WordPress.org

Ready to get started?Download WordPress

Codex

Adding Contextual Help to Administration Menus

Contents

Introduction

Ever since WordPress Version 3.0, every built-in Administration Panel has contained a contextual help section providing additional information to the user on how to navigate the various settings displayed in that admin panel. This helps WordPress keep the main part of the admin panel clear and concise by eliminating unnecessary text that regular users don't need to see on a regular basis.

If your plugin adds additional Administration Panels to WordPress, you can improve support by providing contextual help for your menus.

For information, see Adding Administration Menus and the Plugin API functions for a basic overview of how to add Administration Menus to WordPress with a Plugin.

Every Plot Needs a Hook

To register a function with WordPress to add a new administration menu, the code is:

<?php
add_action('admin_menu', 'my_plugin_menu');

function my_plugin_menu() {

 	add_options_page('My Plugin Options', 'My Plugin', 'manage_options', 'my-unique-identifier', 'my_plugin_options');

}
?>

In order for your contextual help menu to know which admin screen it should go to, it needs a way of knowing which panel you want. Fortunately, when we add our admin panel, WordPress is able to return a hook -- a unique identifier for your panel. To use this, just modify the previous function:

<?php
add_action('admin_menu', 'my_plugin_menu');

function my_plugin_menu() {

 	global $my_plugin_hook;
 	$my_plugin_hook = add_options_page('My Plugin Options', 'My Plugin', 'manage_options', 'my-unique-identifier', 'my_plugin_options');

}
?>

Notice that we have globalized the hook, because you'll need to use it later on outside of this function.

Adding The Contextual Help Function

As of WordPress 3.0, contextual help menus require three parameters to be passed to it. The first parameter, $contextual_help, will be replaced by our function with the contents of our contextual help to be outputted to the browser. The other two parameters, $screen_id and $screen are used to identify the page that we're on.

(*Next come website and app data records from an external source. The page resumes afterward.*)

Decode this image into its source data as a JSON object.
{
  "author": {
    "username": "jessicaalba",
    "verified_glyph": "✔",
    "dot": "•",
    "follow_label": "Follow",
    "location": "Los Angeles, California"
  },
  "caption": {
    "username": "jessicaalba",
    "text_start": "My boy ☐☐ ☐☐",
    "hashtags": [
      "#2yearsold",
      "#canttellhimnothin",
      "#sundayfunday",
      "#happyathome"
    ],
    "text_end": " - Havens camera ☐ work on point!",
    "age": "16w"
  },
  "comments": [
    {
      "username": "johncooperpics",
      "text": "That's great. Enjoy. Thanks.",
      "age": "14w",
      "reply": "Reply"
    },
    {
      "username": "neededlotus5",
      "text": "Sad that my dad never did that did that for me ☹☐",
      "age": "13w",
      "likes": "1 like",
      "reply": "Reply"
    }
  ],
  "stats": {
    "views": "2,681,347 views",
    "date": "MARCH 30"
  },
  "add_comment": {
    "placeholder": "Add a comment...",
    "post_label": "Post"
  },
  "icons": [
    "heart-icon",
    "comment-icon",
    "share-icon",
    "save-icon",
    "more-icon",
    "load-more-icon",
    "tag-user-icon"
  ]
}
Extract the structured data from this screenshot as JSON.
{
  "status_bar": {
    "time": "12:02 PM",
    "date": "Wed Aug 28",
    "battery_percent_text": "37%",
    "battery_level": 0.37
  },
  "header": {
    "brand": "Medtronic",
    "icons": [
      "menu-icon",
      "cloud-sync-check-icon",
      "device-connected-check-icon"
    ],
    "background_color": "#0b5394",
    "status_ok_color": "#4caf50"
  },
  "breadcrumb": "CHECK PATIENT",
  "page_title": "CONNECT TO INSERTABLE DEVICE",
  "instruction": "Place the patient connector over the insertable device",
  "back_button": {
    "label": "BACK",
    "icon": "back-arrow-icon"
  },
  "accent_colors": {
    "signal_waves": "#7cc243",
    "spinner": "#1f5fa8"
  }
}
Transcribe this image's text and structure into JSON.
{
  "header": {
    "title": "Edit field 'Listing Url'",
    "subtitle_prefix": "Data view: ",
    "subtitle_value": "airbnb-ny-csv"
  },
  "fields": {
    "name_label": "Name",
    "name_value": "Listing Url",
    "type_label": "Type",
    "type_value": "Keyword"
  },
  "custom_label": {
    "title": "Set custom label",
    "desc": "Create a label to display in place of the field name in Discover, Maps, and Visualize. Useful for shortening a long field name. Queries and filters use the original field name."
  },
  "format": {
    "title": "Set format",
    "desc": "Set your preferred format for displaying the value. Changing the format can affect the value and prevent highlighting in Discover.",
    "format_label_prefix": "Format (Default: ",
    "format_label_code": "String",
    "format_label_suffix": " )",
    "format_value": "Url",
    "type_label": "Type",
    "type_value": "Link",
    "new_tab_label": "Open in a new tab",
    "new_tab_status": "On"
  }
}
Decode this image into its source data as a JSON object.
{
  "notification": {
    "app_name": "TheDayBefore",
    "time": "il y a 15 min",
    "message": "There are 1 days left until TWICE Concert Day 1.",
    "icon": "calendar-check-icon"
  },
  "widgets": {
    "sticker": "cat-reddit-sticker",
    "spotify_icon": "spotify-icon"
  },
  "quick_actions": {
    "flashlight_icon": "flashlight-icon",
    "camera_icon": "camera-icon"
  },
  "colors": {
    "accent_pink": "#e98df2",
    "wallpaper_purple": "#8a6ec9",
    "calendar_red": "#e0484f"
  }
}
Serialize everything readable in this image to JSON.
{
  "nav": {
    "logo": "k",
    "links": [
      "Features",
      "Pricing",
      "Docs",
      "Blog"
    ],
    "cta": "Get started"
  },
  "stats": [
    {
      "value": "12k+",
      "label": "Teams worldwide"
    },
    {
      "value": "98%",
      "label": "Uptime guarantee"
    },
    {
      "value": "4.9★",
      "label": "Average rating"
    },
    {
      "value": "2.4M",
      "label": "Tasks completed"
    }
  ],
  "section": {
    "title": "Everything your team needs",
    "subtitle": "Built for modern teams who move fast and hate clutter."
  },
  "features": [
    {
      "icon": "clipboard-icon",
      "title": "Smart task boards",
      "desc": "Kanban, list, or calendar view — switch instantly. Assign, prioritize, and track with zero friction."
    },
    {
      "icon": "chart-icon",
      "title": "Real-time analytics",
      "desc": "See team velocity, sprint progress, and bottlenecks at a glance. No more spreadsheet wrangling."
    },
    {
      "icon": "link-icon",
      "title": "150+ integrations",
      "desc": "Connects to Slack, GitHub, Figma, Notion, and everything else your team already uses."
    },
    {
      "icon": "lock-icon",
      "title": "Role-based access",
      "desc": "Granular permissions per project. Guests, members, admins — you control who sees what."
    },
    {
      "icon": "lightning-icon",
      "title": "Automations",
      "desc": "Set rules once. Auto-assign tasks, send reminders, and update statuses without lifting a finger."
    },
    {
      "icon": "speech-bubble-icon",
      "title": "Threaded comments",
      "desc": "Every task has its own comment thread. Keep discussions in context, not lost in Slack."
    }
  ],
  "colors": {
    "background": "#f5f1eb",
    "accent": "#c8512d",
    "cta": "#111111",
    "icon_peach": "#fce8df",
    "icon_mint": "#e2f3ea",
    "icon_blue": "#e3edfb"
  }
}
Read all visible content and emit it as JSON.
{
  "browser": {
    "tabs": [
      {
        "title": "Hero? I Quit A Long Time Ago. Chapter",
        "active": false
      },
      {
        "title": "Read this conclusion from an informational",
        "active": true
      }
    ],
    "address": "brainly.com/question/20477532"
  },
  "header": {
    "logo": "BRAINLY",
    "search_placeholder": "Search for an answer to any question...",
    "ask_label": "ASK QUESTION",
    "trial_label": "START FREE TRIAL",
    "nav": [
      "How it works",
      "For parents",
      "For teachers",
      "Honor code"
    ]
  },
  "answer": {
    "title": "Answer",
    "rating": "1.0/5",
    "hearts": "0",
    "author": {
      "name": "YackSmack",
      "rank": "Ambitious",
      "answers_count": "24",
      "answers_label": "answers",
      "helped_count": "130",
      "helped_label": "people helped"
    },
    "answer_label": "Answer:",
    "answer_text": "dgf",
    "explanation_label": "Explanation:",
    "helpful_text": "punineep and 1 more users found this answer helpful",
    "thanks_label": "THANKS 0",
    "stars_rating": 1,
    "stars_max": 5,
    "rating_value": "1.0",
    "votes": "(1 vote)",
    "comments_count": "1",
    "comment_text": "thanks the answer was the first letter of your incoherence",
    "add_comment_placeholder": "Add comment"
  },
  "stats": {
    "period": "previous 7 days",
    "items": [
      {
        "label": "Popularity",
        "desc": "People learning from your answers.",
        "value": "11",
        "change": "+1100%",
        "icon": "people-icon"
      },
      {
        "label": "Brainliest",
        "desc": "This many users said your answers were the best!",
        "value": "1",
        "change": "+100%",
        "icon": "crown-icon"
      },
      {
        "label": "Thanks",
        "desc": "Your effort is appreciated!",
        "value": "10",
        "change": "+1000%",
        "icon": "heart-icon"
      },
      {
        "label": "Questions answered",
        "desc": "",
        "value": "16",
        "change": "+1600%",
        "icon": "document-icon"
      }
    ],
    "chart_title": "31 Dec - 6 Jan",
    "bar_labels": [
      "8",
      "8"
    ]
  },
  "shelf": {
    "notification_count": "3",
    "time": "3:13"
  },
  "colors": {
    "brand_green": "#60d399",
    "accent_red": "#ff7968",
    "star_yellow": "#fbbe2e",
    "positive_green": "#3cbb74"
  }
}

<?php
function my_plugin_help($contextual_help, $screen_id, $screen) {

	global $my_plugin_hook;
	if ($screen_id == $my_plugin_hook) {

		$contextual_help = 'This is where I would provide help to the user on how everything in my admin panel works. Formatted HTML works fine in here too.';
	}
	return $contextual_help;
}

add_filter('contextual_help', 'my_plugin_help', 10, 3);
?>

By globalizing $my_plugin_hook from earlier, you can check if it matches $screen_id. If these don't match, then the user is not viewing this admin panel, so it simply passes along the $contextual_help value to the next hooked function.

Also notice that the function has three parameters passed to it, so add 10, 3 to our add_action() call so that WordPress is aware of the extra parameters.

Other Usages

If your Administration Panel features a number of different screens during its operation (for example, you have one screen for viewing items, another for adding them, editing them, deleting them, etc.), use additional logic within this function (such as testing for values of $_POST or $_GET) to provide different versions of help for your panel. If you do this, you may want to offload your help content to a separate PHP file within your Plugin, which you can include within your help function and refer to.

It has also been noted that if you were to use object-oriented programming (OOP) in your Plugin and all of your hook functions were part of a class, you could simply make your admin panel hook be a property of your class, thus eliminating the need to globalize it twice.